Useful when some relevant data exists, but cannot be represented by any standard
Empirical statistical distribution. A piecewise uniform (empirical) distribution is recommended
in this case.

A substantial amount of relevant data exits. Can represent errors due to additive pro-
cesses. It is useful for modelling symmetric distributions of many natural process and
Is often used as a “default” distribution for representing uncertainties.

It is useful as an asymmetrical model for a parameter that can be expressed as a quo-
Log normal tient of other variables, so they are useful for representing physical quantities, such as

It is useful for describing the frequency of occurrence of random, independent events
within a given time interval.

It is often used to represent judgements about uncertainty. Also to bounded, unimo-
dal, random parameters.

Table A1. Applicability of the most used Probability Distribution Functions (From Zinger et al, 2007).

Propagating uncertainties through models
Models require some method of propagating uncertainties in the inputs and parameters
must be propagated throughout the calculation. When analytical methods cannot be
applied, the uncertainties can be propagated using the Monte Carlo analysis. The basis
of the Monte Carlo method is straightforward—see Vose (1996): point estimates in a
model equation are replaced with probability distributions, samples are randomly taken
from each distribution, and the results are combined, usually in the form of a probability
density function or cumulative distribution. This process is illustrated in Figure A1 for
the case of a simple model with one input, one parameter and one endpoint.

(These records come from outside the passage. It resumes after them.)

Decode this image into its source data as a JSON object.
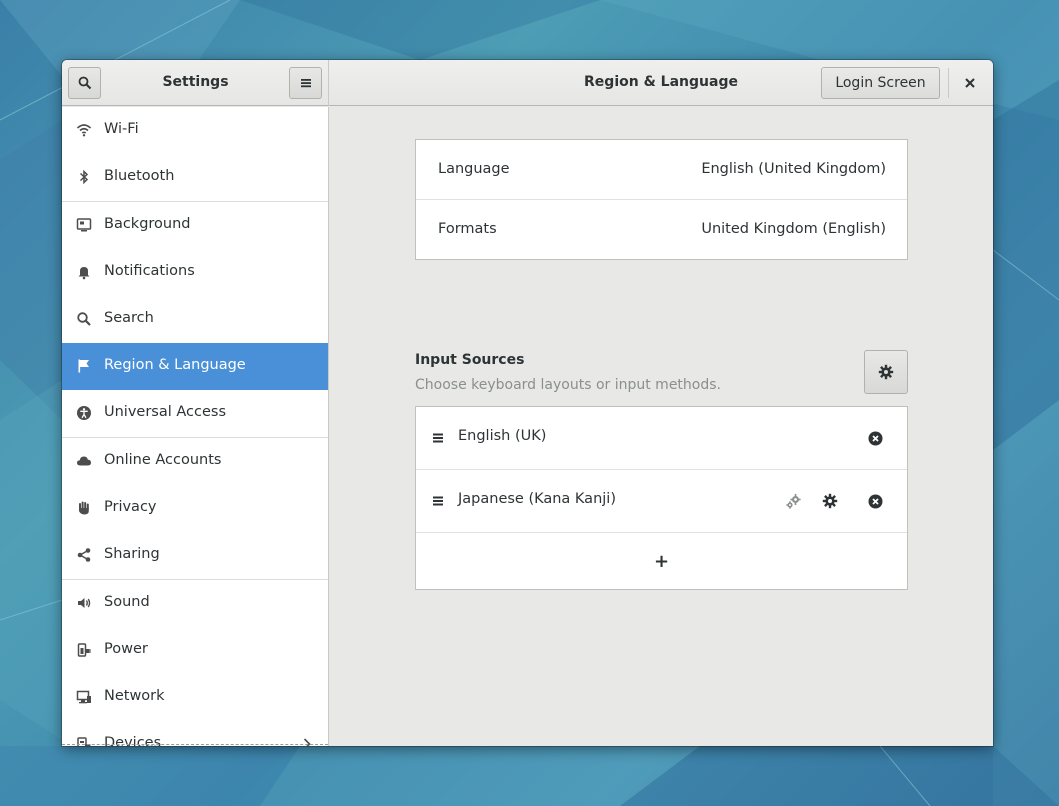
{
  "window": {
    "sidebar_title": "Settings",
    "main_title": "Region & Language",
    "login_screen_label": "Login Screen"
  },
  "sidebar": {
    "items": [
      {
        "label": "Wi-Fi",
        "icon": "wifi-icon"
      },
      {
        "label": "Bluetooth",
        "icon": "bluetooth-icon"
      },
      {
        "label": "Background",
        "icon": "background-icon"
      },
      {
        "label": "Notifications",
        "icon": "bell-icon"
      },
      {
        "label": "Search",
        "icon": "search-icon"
      },
      {
        "label": "Region & Language",
        "icon": "flag-icon",
        "active": true
      },
      {
        "label": "Universal Access",
        "icon": "accessibility-icon"
      },
      {
        "label": "Online Accounts",
        "icon": "cloud-icon"
      },
      {
        "label": "Privacy",
        "icon": "hand-icon"
      },
      {
        "label": "Sharing",
        "icon": "share-icon"
      },
      {
        "label": "Sound",
        "icon": "speaker-icon"
      },
      {
        "label": "Power",
        "icon": "power-plug-icon"
      },
      {
        "label": "Network",
        "icon": "network-icon"
      },
      {
        "label": "Devices",
        "icon": "devices-icon"
      }
    ]
  },
  "region": {
    "language_label": "Language",
    "language_value": "English (United Kingdom)",
    "formats_label": "Formats",
    "formats_value": "United Kingdom (English)"
  },
  "input_sources": {
    "title": "Input Sources",
    "subtitle": "Choose keyboard layouts or input methods.",
    "items": [
      {
        "label": "English (UK)"
      },
      {
        "label": "Japanese (Kana Kanji)"
      }
    ],
    "add_label": "+"
  },
  "colors": {
    "accent": "#4a90d9",
    "window_bg": "#e8e8e7"
  }
}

36 Risk and Uncertainty as a Research Ethics Challenge
Input Parameter

4.5 0.16
4 0.14
3.5 0.12
3 0.1
2.5 0.08
1.5 0.06
1 0.04
0.5 0.02
0 0
0.05 0.1625 0.275 0.3875 0.5 85 90 95 100 105 110

Endpoint = F(Input, Parameter)
4 Endpoint
0 125 250 375 500

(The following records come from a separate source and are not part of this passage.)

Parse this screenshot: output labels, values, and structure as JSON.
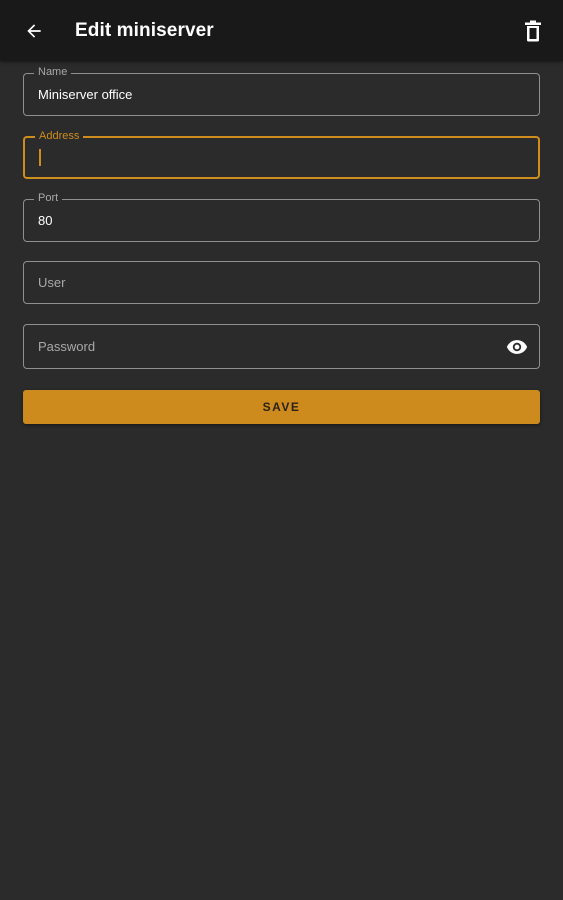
{
  "appbar": {
    "back_icon": "arrow-left-icon",
    "title": "Edit miniserver",
    "delete_icon": "trash-icon"
  },
  "form": {
    "name": {
      "label": "Name",
      "value": "Miniserver office"
    },
    "address": {
      "label": "Address",
      "value": ""
    },
    "port": {
      "label": "Port",
      "value": "80"
    },
    "user": {
      "placeholder": "User",
      "value": ""
    },
    "password": {
      "placeholder": "Password",
      "value": "",
      "visibility_icon": "eye-icon"
    }
  },
  "save_button": {
    "label": "SAVE"
  },
  "colors": {
    "accent": "#cd8b1d",
    "background": "#2a2b2a",
    "appbar": "#181918",
    "outline": "#8e8f8e"
  }
}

Figure A1. Monte Carlo probabilistic simulations are used for propagating uncertainties in the
inputs and parameters through the model. As a result, a probability distribution of the endpoints
is obtained, which can be used to quantify uncertainties in the estimations. In this example, the
endpoint is calculated with a function F (the model) of one input and one parameter (Redrawn
from Zinger et al, 2007).

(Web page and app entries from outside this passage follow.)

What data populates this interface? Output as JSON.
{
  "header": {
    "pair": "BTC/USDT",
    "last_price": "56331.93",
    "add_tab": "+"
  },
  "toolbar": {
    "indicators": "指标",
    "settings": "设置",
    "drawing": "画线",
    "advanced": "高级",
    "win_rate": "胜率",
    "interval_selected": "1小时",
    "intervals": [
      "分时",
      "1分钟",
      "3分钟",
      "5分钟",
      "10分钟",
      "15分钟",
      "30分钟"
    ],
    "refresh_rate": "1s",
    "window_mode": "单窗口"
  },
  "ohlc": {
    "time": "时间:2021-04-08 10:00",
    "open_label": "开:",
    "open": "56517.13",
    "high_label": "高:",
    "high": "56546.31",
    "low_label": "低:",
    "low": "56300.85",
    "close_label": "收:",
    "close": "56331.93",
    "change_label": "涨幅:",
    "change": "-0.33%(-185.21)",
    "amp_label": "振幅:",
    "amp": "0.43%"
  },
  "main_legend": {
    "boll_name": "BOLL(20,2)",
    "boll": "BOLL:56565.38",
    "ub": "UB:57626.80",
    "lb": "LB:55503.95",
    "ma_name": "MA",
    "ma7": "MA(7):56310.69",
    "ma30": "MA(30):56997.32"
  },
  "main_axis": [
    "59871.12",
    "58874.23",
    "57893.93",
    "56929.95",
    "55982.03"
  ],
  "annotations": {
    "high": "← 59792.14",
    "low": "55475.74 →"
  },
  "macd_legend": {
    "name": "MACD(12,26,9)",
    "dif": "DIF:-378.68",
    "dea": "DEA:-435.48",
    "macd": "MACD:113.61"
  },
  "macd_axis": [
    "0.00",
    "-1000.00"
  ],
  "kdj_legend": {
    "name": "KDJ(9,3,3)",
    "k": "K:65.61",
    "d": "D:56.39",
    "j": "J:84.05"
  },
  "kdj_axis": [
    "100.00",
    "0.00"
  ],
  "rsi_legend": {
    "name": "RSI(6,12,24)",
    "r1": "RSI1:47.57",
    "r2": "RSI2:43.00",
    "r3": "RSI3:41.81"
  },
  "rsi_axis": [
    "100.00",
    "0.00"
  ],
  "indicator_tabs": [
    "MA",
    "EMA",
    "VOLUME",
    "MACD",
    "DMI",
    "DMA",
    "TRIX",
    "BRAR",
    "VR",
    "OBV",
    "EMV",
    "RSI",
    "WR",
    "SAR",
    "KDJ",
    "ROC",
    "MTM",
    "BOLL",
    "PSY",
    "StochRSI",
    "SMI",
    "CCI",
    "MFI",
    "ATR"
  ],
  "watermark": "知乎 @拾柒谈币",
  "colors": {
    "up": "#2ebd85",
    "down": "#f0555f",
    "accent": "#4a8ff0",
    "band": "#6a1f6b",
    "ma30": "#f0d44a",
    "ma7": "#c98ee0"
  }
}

Sensitivity Analysis
Sensitivity analysis is used to identify the relative quantitative contribution of
uncertainty associated with each input and parameter value to the endpoint of
interest. There are several sensitivity analysis methods available (Saltelli et al.,
2004), but the choice of method depends on factors such as computing power and
time needed, the number of uncertain parameters and the type of dependency
between the inputs/parameters and the simulation endpoints of interest. Two
of the most widely used are the Pearson Correlation Coefficient (CC) and the
Spearman Rank Correlation Coefficient (SRCC). The results of the sensitivity
analysis are presented as a tornado plot, shown in Figure A2. These are simple
bar graphs where the sensitivity statistics − the CC or the SRCC − are visualised
vertically in order of descending absolute value. The longer the bar, the larger the
effect of the parameter on the endpoint. Parameters that have positive values of
sensitivity measures have a positive effect on the endpoint, while ones with nega-
tive values have a negative effect.

Risk and Uncertainty as a Research Ethics Challenge 37
Figure A2: Example of a tornado plot representing the sensitivity statistics (values of the correlation
coefficients given in the x-axis); the longer the bar, the bigger the effect of the parameter on the
endpoint (From Zinger et al, 2007).

38 Risk and Uncertainty as a Research Ethics Challenge
Risk and Uncertainty as a Research Ethics Challenge 39
40 Risk and Uncertainty as a Research Ethics Challenge
THE NATIONAL COMMITTEES FOR RESEARCH ETHICS were first appointed by the Royal Ministry of
Education, Research and Church Affairs on may 16, 1990. Its terms of reference include drawing up
guidelines for research ethics in science and technology.

independent body wich, based on values shared by the general public, act as a national watch-post,
inform and advice upon research ethics within the relevant fields of research.

Natinal Committees for Research Ethics in Norway
Prinsens gate 18
P.O. Box 522 Sentrum,
N-0105 Oslo
Phone : +47 23 31 83 00
Fax: + 47 23 31 83 01